The jacobian wouldn’t be square, since:

m:\mathbb{R}^2\longrightarrow\mathbb{R}

J = [x/m, y/m]^T

I’m quite lost here and probably the answer is very simple, but I’m stuck.

Thank you in advance!

Hi! Welcome to the Stan Discourse! :)

Tbh your problem is out of my league, but let me try to summon @betanalpha (I hope you don’t mind being tagged [PM me if you do], I thought these kind of questions are right up your alley).

1 Like

Thank you so much! I’m really stuck with this…

You can’t transform probability density functions between two real spaces of different dimensions – the Jacobian update rule is valid only when the input space and output space have the same dimension and the Jacobian matrix is square and the Jacobian determinant well-defined.

What you really have to do instead is buffer your output space with auxiliary variables to define a one-to-one transformation, compute the corresponding Jacobian, and then marginalize if you can.

For your transformation you could try to bring in the angle that complements the radius, i.e. transform from `(real_x, real_y)`

to `m`

, theta, but that works only if the possible angles are constrained so that you can avoid the singularity that arises at one of the values of `m`

or one of the values of `theta`

. You’ve run into a deeper problem in that you can’t transform densities between spaces of different *topologies*, and if you try you either get an infinite series (because the map from `real_x`

and `real_y`

to `m`

and `theta`

is multivalued) or singularities where the Jacobian seems to explode.

Here you can get around those troubles by specifying prior densities in each quadrant of the `real_x, real_y`

plane and then piecing the resulting Jacobians together with if-statements if they differ by quadrant. You can also try to avoid transforming between densities directly and try to construct cumulative distribution functions on the output space and differentiate those; see for example the derivation of the Rayleigh density functions in https://en.wikipedia.org/wiki/Rayleigh_distribution#Relation_to_random_vector_length.

Anyways, all of this technical trouble is a good indication that this is a weird prior model that will lead to weird posteriors and you may want to reconsider (if your data are weak and the prior on `m`

dominates then you end up with a highly degenerate, annular posterior density).

5 Likes

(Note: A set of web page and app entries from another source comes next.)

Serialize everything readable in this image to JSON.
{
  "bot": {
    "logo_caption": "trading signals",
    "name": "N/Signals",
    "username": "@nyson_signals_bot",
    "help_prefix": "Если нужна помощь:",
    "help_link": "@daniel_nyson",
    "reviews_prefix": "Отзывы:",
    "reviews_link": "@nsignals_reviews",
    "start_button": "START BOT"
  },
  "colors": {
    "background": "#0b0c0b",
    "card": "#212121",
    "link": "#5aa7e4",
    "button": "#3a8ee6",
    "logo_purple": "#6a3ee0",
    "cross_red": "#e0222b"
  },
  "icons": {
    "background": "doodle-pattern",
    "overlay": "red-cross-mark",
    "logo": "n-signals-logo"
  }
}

Thank you very much, this is really helpful.

It does seem as if the model is not good, though. I’ll follow your advice and try to use other parameters. In any case I understand much better now how this works.